The Gulf War was imminent. We started raising money for troops and their families. Best earners were the carwashes. If you had enough cheerleaders and soapsuds, I swear to God you could bring kingdoms down. We’d make as much as a thousand dollars a day and give every penny to forces charities. The arguments this’d cause with the wizards and the elves; running battles one time after a sister broke some pixie’s jaw.
But there was this one kid: skinny, freshman, massive Afro, mad quiet like distant lightning, would just stare at me. Eventually, at one of the carwashes, he steps up in this cape made of flower-patterned drapes, tells me he thinks I’m way above the easy cheerleader act he sees me as putting on.
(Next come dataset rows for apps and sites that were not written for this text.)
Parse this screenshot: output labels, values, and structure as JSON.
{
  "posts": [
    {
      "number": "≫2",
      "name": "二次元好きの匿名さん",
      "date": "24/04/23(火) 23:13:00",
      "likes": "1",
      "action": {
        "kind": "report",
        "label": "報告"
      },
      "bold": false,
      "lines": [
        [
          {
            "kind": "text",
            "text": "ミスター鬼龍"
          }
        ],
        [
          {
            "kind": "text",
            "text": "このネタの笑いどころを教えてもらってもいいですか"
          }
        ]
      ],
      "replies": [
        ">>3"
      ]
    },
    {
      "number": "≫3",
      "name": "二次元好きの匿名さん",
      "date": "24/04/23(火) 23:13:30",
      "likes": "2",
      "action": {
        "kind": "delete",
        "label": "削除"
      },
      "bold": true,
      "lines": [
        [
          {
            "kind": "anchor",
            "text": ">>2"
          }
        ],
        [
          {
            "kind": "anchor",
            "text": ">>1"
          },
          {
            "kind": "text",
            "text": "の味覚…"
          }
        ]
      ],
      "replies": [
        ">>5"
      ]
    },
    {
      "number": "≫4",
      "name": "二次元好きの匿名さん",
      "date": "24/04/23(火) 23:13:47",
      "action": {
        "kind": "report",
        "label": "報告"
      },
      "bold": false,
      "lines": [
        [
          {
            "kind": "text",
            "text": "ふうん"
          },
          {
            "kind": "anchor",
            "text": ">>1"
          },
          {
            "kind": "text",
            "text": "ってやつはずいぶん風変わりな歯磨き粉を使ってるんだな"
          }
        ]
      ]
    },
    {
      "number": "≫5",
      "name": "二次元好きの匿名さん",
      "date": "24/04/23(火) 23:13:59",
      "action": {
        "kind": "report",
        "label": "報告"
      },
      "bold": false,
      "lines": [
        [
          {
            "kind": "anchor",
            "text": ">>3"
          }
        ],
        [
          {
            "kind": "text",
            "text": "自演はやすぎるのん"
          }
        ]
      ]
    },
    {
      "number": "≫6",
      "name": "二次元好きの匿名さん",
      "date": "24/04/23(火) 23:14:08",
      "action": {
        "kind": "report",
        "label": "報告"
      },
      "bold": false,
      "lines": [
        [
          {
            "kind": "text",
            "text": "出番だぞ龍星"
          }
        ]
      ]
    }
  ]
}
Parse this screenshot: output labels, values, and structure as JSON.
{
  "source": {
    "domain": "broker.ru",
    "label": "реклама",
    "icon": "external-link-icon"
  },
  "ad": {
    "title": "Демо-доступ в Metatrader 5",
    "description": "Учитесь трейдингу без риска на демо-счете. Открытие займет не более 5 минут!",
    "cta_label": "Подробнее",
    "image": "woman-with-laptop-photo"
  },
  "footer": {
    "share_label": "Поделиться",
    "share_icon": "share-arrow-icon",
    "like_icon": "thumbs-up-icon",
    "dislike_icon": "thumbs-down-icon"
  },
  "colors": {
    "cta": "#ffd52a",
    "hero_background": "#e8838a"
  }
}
That’s the thing – Woodland Sorority knew how to party. One of the sisters was from England. She’d come back from holidays with bags of pills and stories about people dancing in fields all night. Ecstasy. No one in the States had heard of it. Semester after semester, we were wrecked.
But honestly, this Afro kid, in the middle of telling me how fake I am, asks me out. Fuck no, says I. In your dreams. Every week after that it was like: Hey, you wanna go see Fugazi with me? How about the new Werner Herzog? A Nan Goldin exhibition? A Kierkegaard party?! And on and on. And me, in those days, I wanted wiped out, a quarterback with a minotaur’s mass, not some thin-as-sticks chicken shit wizard. He gave me a book of woodcuts with a flower pressed between the pages. Last attempt, desperate-looking, he says, I wrote you a story, let me read it to you. No one had ever written anything for me before, so I said go ahead, and he did, then he gave it to me, and I walked away and never saw him again. But his story… I dunno… Must’ve read the thing a million times over and even now something about it just nails me.